RECORDS TO PROCESS Block Start
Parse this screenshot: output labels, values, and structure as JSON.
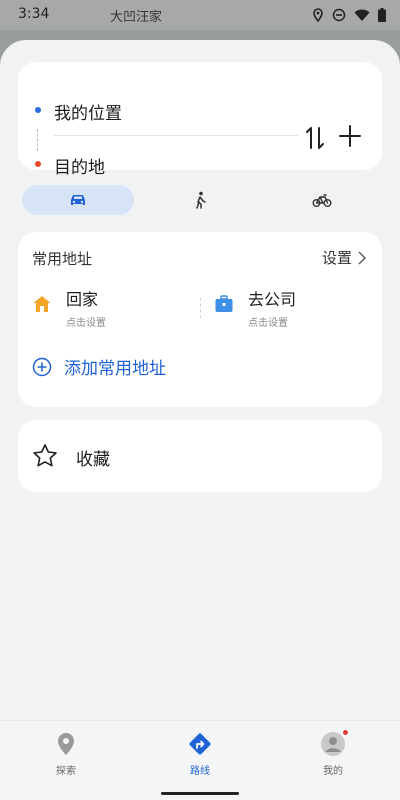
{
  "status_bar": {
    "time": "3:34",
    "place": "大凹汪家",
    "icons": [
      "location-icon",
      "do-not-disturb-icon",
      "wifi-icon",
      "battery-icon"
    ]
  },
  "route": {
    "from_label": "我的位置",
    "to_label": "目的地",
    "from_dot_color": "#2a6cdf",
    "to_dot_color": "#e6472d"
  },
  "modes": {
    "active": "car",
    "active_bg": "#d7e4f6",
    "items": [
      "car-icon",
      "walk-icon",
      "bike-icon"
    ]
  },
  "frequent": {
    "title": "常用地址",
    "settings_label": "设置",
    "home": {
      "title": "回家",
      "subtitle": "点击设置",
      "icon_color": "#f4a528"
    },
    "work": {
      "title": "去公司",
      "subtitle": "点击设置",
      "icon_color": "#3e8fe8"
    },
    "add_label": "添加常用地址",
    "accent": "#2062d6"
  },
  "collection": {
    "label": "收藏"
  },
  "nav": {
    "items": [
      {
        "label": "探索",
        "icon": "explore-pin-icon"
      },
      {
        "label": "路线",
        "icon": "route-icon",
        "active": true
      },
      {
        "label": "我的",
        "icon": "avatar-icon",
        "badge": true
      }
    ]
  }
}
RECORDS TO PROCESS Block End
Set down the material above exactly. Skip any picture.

▶ _EXERCISE OUTPUT_
Parse this screenshot: output labels, values, and structure as JSON.
{
  "status_bar": {
    "time": "3:34",
    "place": "大凹汪家",
    "icons": [
      "location-icon",
      "do-not-disturb-icon",
      "wifi-icon",
      "battery-icon"
    ]
  },
  "route": {
    "from_label": "我的位置",
    "to_label": "目的地",
    "from_dot_color": "#2a6cdf",
    "to_dot_color": "#e6472d"
  },
  "modes": {
    "active": "car",
    "active_bg": "#d7e4f6",
    "items": [
      "car-icon",
      "walk-icon",
      "bike-icon"
    ]
  },
  "frequent": {
    "title": "常用地址",
    "settings_label": "设置",
    "home": {
      "title": "回家",
      "subtitle": "点击设置",
      "icon_color": "#f4a528"
    },
    "work": {
      "title": "去公司",
      "subtitle": "点击设置",
      "icon_color": "#3e8fe8"
    },
    "add_label": "添加常用地址",
    "accent": "#2062d6"
  },
  "collection": {
    "label": "收藏"
  },
  "nav": {
    "items": [
      {
        "label": "探索",
        "icon": "explore-pin-icon"
      },
      {
        "label": "路线",
        "icon": "route-icon",
        "active": true
      },
      {
        "label": "我的",
        "icon": "avatar-icon",
        "badge": true
      }
    ]
  }
}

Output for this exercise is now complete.